╭─ Information provided

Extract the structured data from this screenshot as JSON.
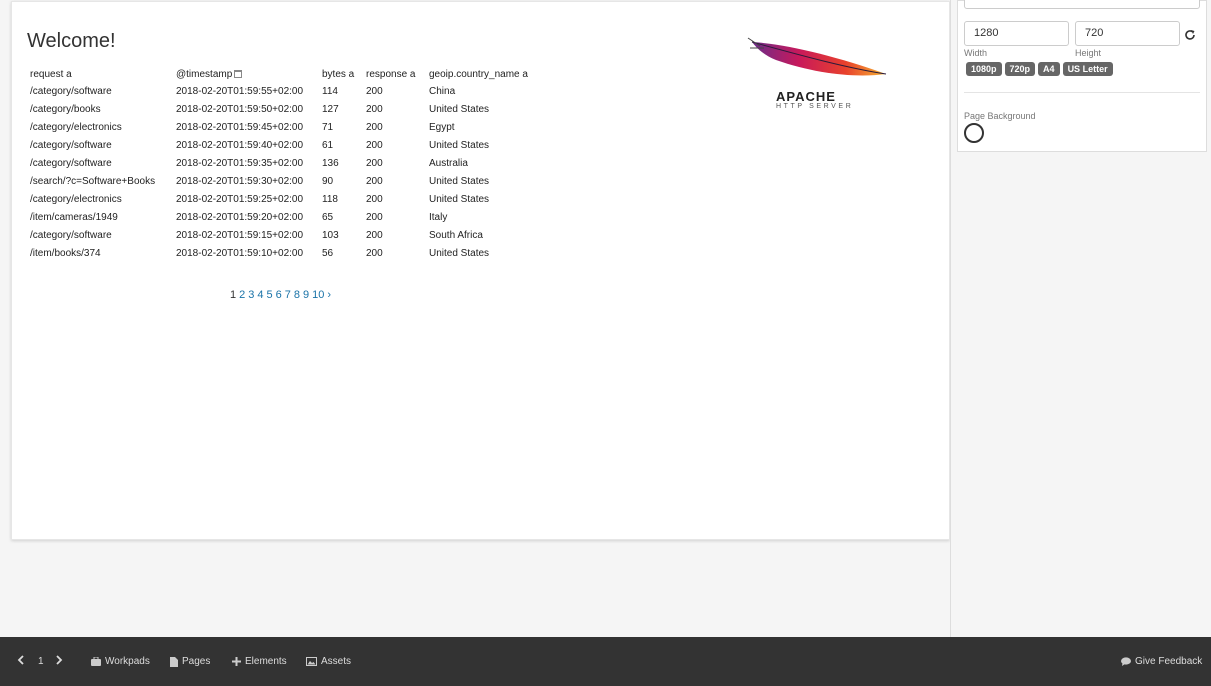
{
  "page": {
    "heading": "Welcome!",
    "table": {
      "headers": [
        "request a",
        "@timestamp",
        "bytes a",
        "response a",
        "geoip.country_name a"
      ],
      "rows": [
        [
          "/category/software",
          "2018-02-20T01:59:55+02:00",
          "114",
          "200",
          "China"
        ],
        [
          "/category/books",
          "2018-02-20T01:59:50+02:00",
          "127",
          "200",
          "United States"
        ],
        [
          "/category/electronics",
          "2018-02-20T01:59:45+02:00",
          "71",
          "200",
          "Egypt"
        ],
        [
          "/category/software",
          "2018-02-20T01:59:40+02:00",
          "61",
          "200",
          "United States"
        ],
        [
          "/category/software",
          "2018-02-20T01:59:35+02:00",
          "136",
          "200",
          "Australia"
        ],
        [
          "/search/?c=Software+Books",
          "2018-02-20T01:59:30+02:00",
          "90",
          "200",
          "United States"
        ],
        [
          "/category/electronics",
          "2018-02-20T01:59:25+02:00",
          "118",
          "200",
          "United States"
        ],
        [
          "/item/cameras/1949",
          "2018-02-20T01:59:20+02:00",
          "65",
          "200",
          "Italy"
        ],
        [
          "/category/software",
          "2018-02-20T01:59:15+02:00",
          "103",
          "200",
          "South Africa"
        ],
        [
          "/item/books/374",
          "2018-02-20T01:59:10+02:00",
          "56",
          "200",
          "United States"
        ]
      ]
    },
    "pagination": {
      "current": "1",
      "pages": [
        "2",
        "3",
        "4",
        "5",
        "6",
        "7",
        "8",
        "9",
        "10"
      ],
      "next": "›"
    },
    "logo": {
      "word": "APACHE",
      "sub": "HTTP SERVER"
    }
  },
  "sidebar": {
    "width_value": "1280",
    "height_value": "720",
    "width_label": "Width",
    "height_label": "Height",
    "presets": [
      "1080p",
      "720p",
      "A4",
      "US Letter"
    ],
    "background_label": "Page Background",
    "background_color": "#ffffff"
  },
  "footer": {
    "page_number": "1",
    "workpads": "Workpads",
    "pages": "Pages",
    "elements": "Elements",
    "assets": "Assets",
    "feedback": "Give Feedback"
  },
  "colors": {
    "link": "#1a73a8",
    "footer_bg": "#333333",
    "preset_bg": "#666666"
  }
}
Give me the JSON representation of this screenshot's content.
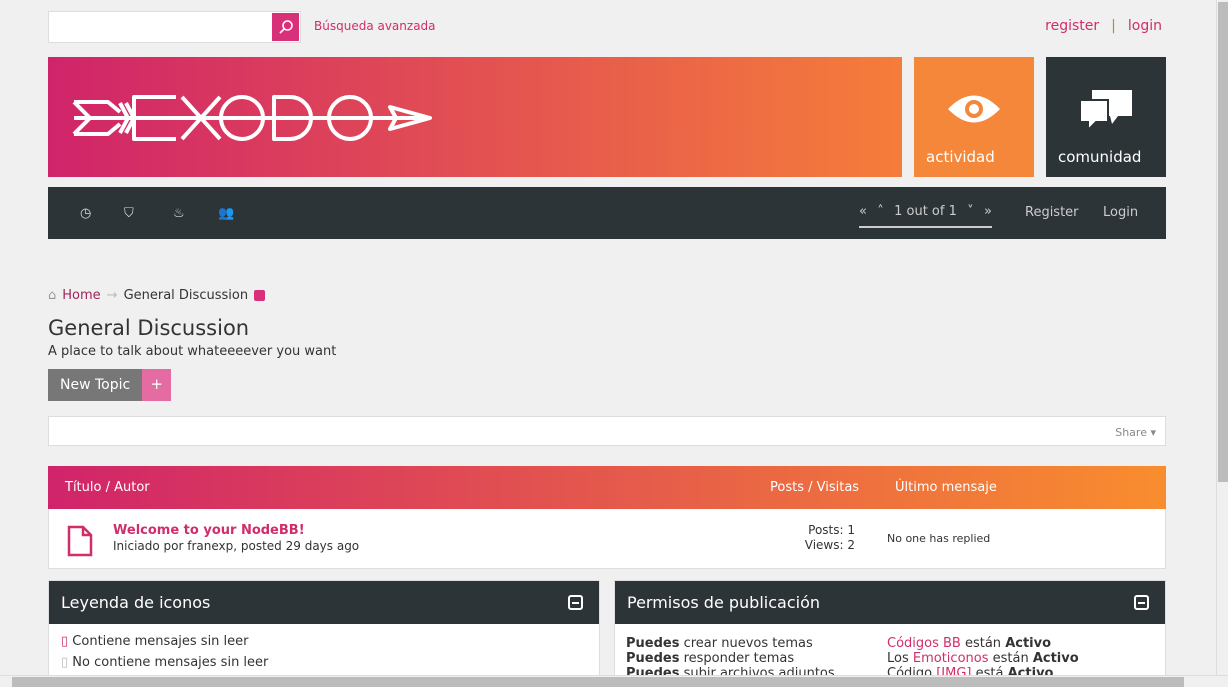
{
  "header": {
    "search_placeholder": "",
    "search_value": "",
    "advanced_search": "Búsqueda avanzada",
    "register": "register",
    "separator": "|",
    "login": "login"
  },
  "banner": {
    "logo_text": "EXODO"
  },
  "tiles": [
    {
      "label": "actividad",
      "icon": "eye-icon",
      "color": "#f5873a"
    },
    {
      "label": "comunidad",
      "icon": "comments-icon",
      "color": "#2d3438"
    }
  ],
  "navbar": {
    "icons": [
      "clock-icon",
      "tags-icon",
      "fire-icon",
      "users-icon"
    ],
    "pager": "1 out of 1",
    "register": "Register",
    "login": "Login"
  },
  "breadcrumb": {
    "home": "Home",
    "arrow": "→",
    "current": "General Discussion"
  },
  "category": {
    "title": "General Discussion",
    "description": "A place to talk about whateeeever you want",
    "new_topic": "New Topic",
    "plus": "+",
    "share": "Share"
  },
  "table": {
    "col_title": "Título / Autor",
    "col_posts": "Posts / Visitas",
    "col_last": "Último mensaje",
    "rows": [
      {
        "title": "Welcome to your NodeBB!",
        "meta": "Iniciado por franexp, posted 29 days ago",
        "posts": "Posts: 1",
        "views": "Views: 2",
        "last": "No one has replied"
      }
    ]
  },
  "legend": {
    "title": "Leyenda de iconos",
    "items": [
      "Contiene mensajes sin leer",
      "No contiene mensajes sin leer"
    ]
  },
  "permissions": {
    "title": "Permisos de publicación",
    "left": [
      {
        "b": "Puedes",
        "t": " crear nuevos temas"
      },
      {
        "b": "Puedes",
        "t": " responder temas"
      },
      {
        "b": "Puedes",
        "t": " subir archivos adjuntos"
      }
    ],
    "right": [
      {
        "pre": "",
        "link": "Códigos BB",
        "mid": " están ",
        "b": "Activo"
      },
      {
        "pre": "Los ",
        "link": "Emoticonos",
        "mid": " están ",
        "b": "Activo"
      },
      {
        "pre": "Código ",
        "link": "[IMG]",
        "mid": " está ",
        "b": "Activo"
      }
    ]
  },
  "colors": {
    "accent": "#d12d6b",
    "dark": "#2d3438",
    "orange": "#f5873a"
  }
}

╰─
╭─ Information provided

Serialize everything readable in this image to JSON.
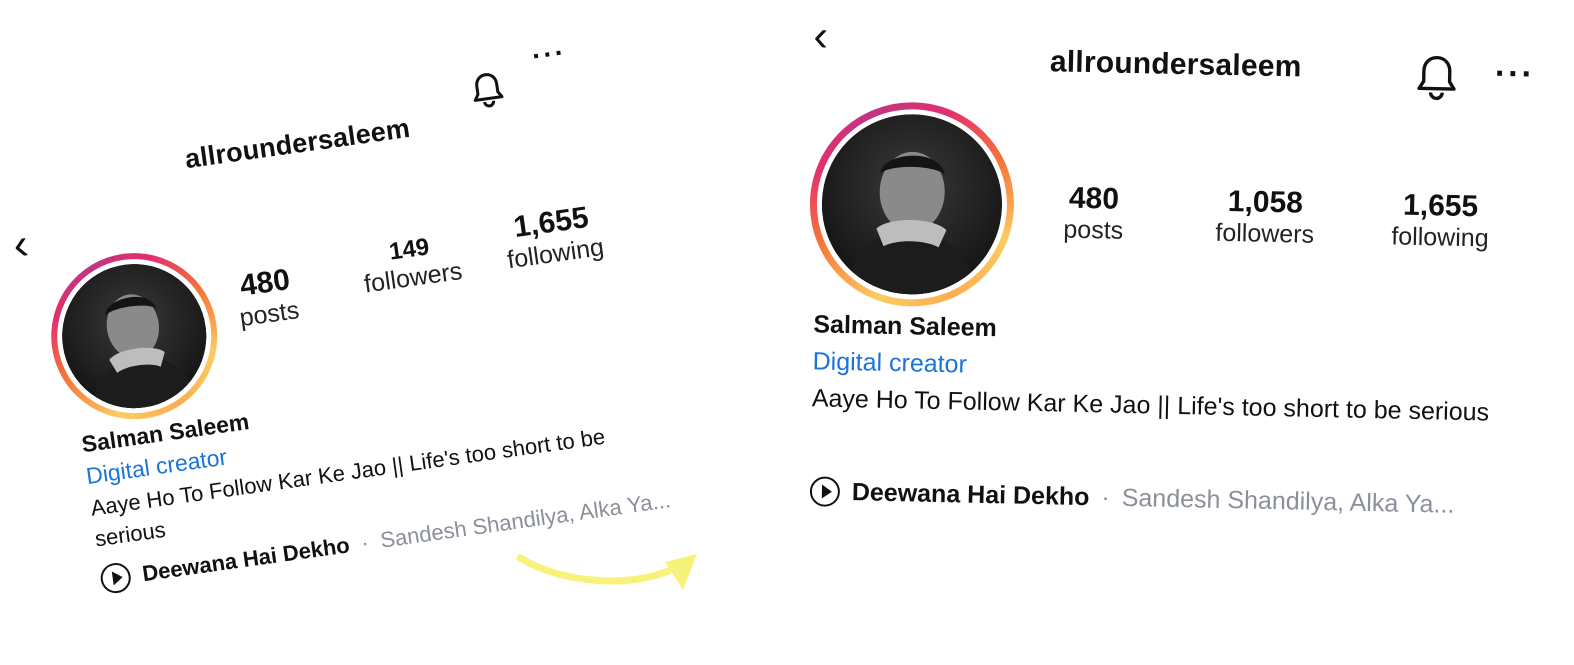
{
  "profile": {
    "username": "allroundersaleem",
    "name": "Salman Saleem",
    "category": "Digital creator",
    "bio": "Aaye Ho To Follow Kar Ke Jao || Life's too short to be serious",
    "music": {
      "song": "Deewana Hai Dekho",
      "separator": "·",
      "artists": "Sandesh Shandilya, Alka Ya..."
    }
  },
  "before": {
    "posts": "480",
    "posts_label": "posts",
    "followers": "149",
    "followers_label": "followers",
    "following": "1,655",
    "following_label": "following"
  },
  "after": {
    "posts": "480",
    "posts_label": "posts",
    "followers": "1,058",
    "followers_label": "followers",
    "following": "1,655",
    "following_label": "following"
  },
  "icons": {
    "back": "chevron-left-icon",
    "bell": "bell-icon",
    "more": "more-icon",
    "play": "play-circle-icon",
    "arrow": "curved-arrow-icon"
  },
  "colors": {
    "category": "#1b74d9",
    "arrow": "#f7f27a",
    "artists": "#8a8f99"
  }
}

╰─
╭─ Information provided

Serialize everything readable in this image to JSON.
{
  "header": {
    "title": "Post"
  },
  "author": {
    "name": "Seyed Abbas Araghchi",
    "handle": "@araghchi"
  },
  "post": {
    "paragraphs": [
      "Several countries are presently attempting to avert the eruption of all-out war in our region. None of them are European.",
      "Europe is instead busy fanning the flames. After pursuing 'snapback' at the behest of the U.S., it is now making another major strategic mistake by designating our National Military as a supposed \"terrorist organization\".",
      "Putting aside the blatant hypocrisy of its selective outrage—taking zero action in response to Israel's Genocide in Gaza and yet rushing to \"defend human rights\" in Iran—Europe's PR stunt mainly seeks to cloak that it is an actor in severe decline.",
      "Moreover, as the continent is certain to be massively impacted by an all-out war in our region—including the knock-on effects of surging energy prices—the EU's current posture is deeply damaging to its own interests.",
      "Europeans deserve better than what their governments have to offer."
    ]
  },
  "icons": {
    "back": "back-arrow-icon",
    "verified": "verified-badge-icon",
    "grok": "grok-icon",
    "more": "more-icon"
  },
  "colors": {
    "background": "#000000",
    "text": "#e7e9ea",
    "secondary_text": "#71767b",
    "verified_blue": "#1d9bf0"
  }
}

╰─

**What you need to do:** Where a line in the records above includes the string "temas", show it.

**Expected answer:**
        "t": " crear nuevos temas"
        "t": " responder temas"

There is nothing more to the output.